Archives for eric morris



Freakonomics Quorum: Can Amtrak Ever Be Profitable?

Amtrak’s ridership and revenue has been steadily increasing over the last 10 years, and 2011 set a new ridership record with 30.2 million passengers, and $1.9 billion in ticket revenue. But, even though it took in $1.42 billion from Congress last year, it still manages to lose $1 billion annually. This is hardly a new development. Amtrak has a long and storied history of functioning at a loss despite government subsidies.

So, as we enter what appears to be a new era (maybe?) of government austerity, it seems worth asking if Amtrak can ever turn a profit without government help. We rounded up some people who pay attention to this issue and asked for their ideas to fix Amtrak, if it can be fixed at all. Read More »



Paved With Good Intentions: The Finalists

It wasn’t easy picking the finalists for our “Worst Roads in America” competition, but our intrepid judges Genevieve Giuliano and Mohja Rhoads, top transportation scholars at the University of Southern California, made their decisions and selected the posts below. Now it’s up to you to vote for the winner in the comments section. Read More »



Crossroad Blues

Do you think the trials of your evening commute deserve national recognition? To check whether you deserve some sort of medal for your daily automotive heroism, see Forbes.com‘s interesting recent feature on the most congested intersections in America. “There’s some glory in that; some day they will be able to dazzle their grandchildren with tales […] Read More »



Taking Cities in Stride

Last post, I let you know about Walk Score, the website that tallies a district’s commercial, recreational, and cultural opportunities, then assigns it a numerical score based on its pedestrian-friendliness. Walk Score also ranks the 40 largest cities and provides neat walkability maps of them. Here are the 10 most pedestrian-oriented: Los Angeles, from Walk […] Read More »



What’s Your Walk Score?

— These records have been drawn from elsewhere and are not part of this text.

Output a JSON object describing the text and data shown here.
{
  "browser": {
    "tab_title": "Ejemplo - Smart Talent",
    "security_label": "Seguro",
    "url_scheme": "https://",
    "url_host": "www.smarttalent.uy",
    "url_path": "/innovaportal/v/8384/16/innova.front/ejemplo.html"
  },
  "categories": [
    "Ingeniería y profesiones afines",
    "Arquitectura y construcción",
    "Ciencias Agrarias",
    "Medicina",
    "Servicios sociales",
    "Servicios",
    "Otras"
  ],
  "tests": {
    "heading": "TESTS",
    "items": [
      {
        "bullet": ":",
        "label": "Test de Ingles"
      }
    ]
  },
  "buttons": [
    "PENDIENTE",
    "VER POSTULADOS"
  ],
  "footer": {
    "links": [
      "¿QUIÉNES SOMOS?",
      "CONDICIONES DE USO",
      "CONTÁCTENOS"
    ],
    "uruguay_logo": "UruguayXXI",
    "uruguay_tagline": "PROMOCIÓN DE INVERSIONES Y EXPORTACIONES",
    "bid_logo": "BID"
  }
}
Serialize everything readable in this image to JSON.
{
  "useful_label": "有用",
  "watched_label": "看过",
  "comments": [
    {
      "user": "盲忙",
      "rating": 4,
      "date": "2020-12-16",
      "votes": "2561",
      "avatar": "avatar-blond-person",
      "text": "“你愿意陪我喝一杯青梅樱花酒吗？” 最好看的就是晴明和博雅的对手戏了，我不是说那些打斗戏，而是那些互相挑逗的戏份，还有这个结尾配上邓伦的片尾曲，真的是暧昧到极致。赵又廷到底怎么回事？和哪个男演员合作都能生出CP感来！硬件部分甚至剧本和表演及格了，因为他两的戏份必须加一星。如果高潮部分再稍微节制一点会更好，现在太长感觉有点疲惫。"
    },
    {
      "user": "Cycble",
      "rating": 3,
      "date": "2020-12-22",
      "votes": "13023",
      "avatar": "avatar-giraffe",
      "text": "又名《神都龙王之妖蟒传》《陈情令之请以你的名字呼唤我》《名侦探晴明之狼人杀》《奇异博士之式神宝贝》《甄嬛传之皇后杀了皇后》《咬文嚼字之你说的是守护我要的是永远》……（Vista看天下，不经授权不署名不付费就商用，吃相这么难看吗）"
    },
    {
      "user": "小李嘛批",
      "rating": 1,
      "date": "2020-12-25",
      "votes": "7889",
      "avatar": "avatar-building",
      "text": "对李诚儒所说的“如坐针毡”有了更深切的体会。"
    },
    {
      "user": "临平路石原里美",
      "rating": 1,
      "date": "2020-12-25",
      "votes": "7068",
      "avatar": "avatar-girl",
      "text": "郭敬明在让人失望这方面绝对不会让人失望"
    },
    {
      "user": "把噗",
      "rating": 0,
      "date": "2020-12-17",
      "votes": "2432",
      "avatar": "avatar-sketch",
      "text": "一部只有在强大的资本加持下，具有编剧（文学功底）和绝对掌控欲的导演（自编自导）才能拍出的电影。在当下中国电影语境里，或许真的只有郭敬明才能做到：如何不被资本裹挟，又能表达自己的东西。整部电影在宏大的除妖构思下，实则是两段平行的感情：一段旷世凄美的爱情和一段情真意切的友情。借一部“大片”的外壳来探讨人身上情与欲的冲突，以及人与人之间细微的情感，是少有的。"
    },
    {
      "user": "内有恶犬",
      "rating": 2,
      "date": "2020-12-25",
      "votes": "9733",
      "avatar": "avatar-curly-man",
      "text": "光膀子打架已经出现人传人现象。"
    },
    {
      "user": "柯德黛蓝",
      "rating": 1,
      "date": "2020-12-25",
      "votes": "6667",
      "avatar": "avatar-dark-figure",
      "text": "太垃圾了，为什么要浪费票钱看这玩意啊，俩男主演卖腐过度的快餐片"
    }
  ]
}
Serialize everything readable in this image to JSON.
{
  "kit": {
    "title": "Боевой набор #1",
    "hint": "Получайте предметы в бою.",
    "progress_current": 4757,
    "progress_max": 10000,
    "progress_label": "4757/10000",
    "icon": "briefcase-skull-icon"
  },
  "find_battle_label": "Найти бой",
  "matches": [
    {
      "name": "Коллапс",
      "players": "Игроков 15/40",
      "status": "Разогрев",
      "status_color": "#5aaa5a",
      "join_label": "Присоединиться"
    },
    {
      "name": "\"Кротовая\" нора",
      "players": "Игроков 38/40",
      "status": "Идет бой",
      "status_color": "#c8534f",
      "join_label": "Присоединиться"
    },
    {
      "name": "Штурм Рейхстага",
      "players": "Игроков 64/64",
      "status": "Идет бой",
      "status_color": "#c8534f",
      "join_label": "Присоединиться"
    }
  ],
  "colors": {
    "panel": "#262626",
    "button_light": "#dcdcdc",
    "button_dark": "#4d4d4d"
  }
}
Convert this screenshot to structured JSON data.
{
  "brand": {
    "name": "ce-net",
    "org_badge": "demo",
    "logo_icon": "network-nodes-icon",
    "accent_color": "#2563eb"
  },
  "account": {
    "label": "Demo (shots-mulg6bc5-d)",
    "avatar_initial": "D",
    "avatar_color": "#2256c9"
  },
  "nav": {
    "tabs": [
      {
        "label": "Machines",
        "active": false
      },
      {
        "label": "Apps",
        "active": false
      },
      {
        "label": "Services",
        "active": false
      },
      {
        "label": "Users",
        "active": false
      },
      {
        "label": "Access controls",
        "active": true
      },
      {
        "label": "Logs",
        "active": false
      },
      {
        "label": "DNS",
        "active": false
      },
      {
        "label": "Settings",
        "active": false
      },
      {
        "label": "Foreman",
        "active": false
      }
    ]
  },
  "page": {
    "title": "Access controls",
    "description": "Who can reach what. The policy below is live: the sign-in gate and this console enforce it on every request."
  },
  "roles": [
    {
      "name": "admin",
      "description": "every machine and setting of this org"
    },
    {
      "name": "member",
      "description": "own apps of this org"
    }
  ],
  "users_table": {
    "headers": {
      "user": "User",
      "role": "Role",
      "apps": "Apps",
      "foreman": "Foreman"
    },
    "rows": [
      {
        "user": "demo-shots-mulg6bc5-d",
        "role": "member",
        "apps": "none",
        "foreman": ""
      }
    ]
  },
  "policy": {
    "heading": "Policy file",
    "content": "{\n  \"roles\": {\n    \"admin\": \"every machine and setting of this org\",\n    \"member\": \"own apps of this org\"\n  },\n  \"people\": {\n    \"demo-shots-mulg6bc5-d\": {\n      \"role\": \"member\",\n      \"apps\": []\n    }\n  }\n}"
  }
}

Here’s a website worth checking out if you own a good pair of shoes and don’t mind using them once in a while. It’s called Walk Score and it gauges the pedestrian-friendliness of locations. Type in any address or pair of cross streets in the U.S. (or Europe for that matter), and the site maps the area and plots the nearby recreational, commercial, cultural, and social amenities. Even better, for the quantitatively inclined, it assigns each location a walk score on a 0 to 100 scale. Read More »



Los Angeles Transportation Facts and Fiction: Driving and Delay

Time to bring the quiz to a close. We’ve seen in past posts that, by the standards of U.S. cities, Los Angeles is not sprawling, has a fairly extensive transit system, and is decidedly light on freeways. The smog situation has vastly improved. The final two stereotypes await. Read More »



Los Angeles Transportation Facts and Fiction: Transit

Photo: ceeb Inside a Los Angeles bus. In the last posts, we learned that Los Angeles is not a poster child for sprawl, that the air has gotten a lot cleaner, and that the freeway network is surprisingly small given the region’s enormous population. What about the charge that Los Angeles’s mass-transit system is underdeveloped […] Read More »



Los Angeles Transportation Facts and Fiction: Freeways

We’ve been running a quiz about stereotypical views of transportation and urbanization in Los Angeles. Consider a headline that ran in The New York Times in 2006: “In Land of Freeways, Mass Transit Makes Nary a Dent.” I’ll soon address the issue of Los Angeles transit. In the meantime, did you, like The Times‘s headline […] Read More »